(PROMPT)
Return all entries word for word, but drop any images.

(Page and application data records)

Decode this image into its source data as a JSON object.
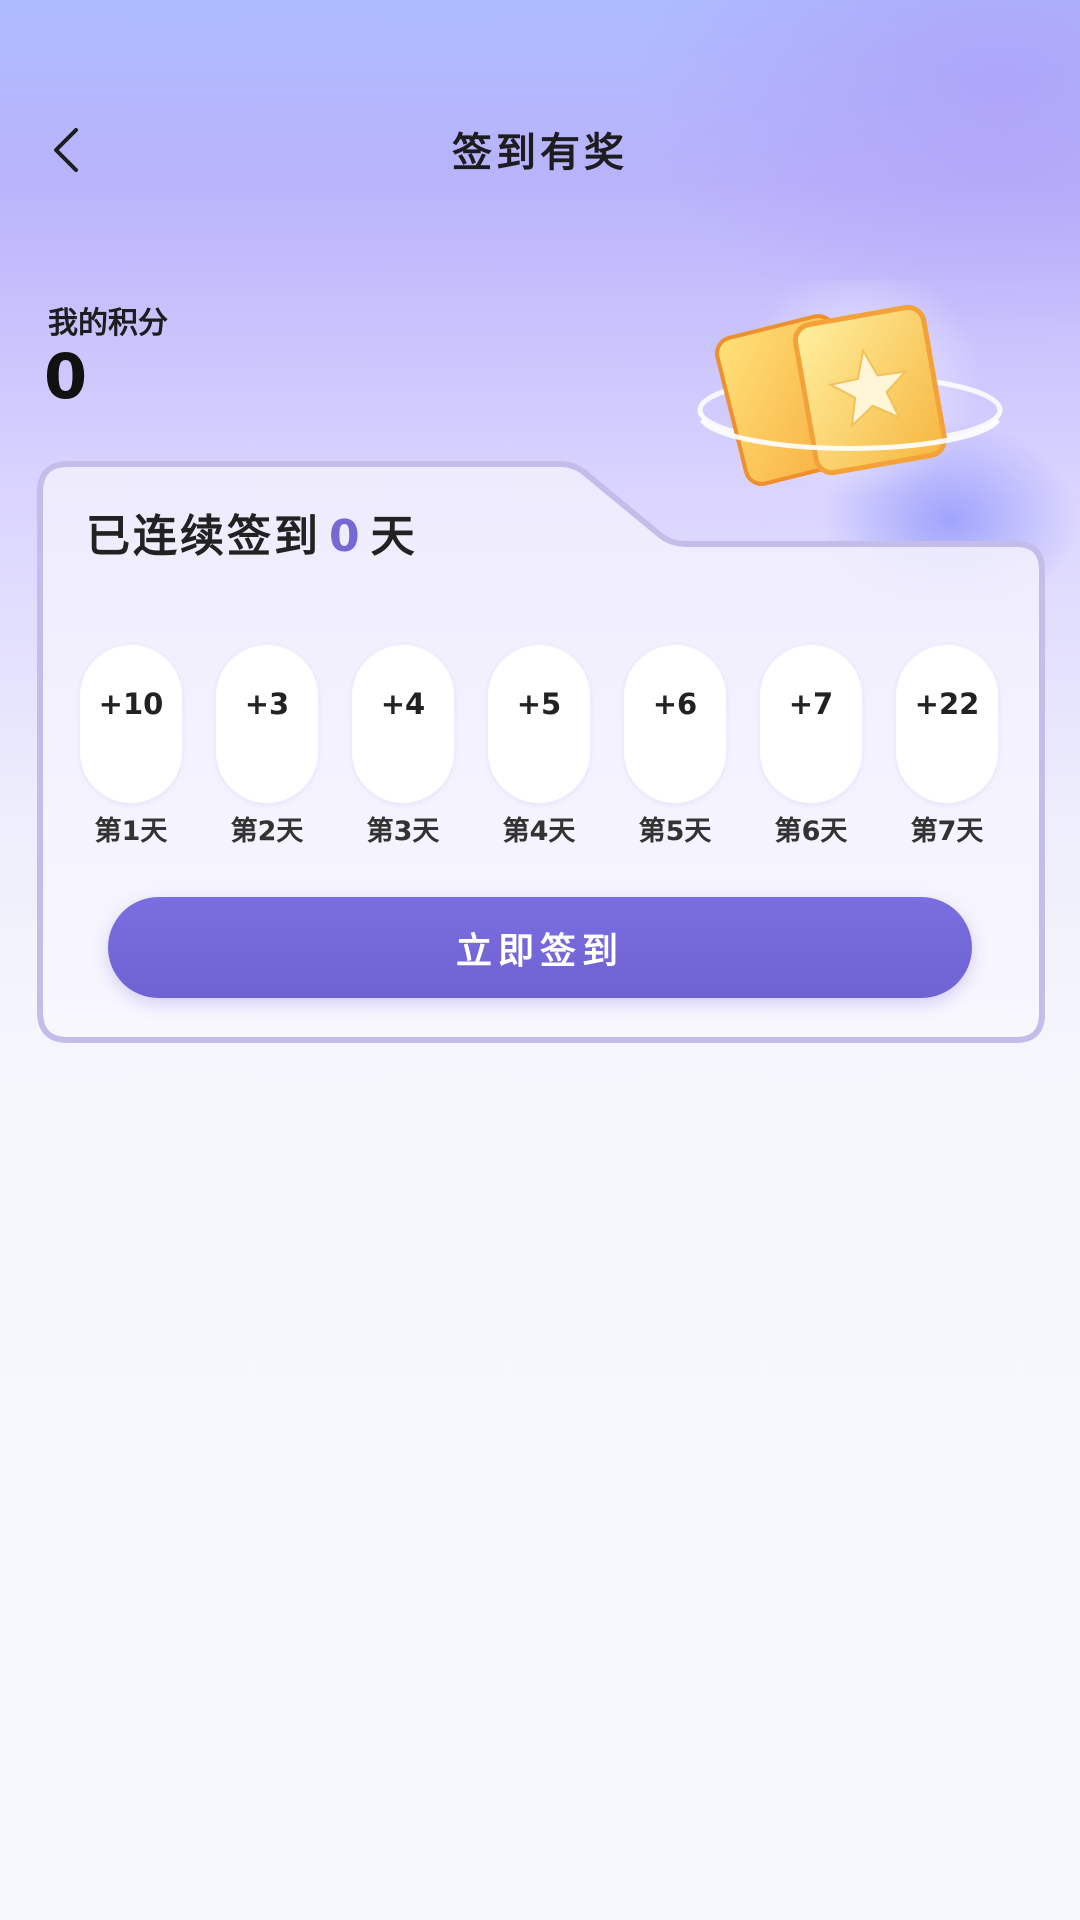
{
  "header": {
    "title": "签到有奖",
    "back_icon": "chevron-left-icon"
  },
  "points": {
    "label": "我的积分",
    "value": "0"
  },
  "streak": {
    "prefix": "已连续签到",
    "days": "0",
    "suffix": "天"
  },
  "rewards": [
    {
      "points": "+10",
      "label": "第1天"
    },
    {
      "points": "+3",
      "label": "第2天"
    },
    {
      "points": "+4",
      "label": "第3天"
    },
    {
      "points": "+5",
      "label": "第4天"
    },
    {
      "points": "+6",
      "label": "第5天"
    },
    {
      "points": "+7",
      "label": "第6天"
    },
    {
      "points": "+22",
      "label": "第7天"
    }
  ],
  "cta": {
    "label": "立即签到"
  },
  "colors": {
    "accent": "#7669d4",
    "button": "#7265d8",
    "card_border": "#c4bde9"
  }
}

(TASK RESPONSE)
Decode this image into its source data as a JSON object.
{
  "header": {
    "title": "签到有奖",
    "back_icon": "chevron-left-icon"
  },
  "points": {
    "label": "我的积分",
    "value": "0"
  },
  "streak": {
    "prefix": "已连续签到",
    "days": "0",
    "suffix": "天"
  },
  "rewards": [
    {
      "points": "+10",
      "label": "第1天"
    },
    {
      "points": "+3",
      "label": "第2天"
    },
    {
      "points": "+4",
      "label": "第3天"
    },
    {
      "points": "+5",
      "label": "第4天"
    },
    {
      "points": "+6",
      "label": "第5天"
    },
    {
      "points": "+7",
      "label": "第6天"
    },
    {
      "points": "+22",
      "label": "第7天"
    }
  ],
  "cta": {
    "label": "立即签到"
  },
  "colors": {
    "accent": "#7669d4",
    "button": "#7265d8",
    "card_border": "#c4bde9"
  }
}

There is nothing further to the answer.